Start of Block

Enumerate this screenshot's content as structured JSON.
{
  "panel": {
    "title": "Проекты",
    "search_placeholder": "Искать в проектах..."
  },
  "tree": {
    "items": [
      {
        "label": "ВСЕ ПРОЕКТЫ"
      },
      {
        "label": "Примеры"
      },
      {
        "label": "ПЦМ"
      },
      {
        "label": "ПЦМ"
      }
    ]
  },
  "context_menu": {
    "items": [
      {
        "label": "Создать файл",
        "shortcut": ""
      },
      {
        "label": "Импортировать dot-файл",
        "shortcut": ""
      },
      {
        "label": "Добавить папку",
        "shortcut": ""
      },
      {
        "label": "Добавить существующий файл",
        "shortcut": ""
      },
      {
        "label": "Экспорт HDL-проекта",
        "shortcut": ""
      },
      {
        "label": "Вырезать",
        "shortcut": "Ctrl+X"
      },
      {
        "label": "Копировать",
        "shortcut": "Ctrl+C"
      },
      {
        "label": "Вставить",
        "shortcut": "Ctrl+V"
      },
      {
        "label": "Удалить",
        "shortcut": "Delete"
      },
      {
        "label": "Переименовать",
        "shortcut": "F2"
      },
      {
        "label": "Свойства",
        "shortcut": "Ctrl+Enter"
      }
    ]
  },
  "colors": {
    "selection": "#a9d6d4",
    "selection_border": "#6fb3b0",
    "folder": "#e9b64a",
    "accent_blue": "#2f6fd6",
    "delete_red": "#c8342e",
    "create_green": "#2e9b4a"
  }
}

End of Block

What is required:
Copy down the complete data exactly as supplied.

Response:
Enumerate this screenshot's content as structured JSON.
{
  "panel": {
    "title": "Проекты",
    "search_placeholder": "Искать в проектах..."
  },
  "tree": {
    "items": [
      {
        "label": "ВСЕ ПРОЕКТЫ"
      },
      {
        "label": "Примеры"
      },
      {
        "label": "ПЦМ"
      },
      {
        "label": "ПЦМ"
      }
    ]
  },
  "context_menu": {
    "items": [
      {
        "label": "Создать файл",
        "shortcut": ""
      },
      {
        "label": "Импортировать dot-файл",
        "shortcut": ""
      },
      {
        "label": "Добавить папку",
        "shortcut": ""
      },
      {
        "label": "Добавить существующий файл",
        "shortcut": ""
      },
      {
        "label": "Экспорт HDL-проекта",
        "shortcut": ""
      },
      {
        "label": "Вырезать",
        "shortcut": "Ctrl+X"
      },
      {
        "label": "Копировать",
        "shortcut": "Ctrl+C"
      },
      {
        "label": "Вставить",
        "shortcut": "Ctrl+V"
      },
      {
        "label": "Удалить",
        "shortcut": "Delete"
      },
      {
        "label": "Переименовать",
        "shortcut": "F2"
      },
      {
        "label": "Свойства",
        "shortcut": "Ctrl+Enter"
      }
    ]
  },
  "colors": {
    "selection": "#a9d6d4",
    "selection_border": "#6fb3b0",
    "folder": "#e9b64a",
    "accent_blue": "#2f6fd6",
    "delete_red": "#c8342e",
    "create_green": "#2e9b4a"
  }
}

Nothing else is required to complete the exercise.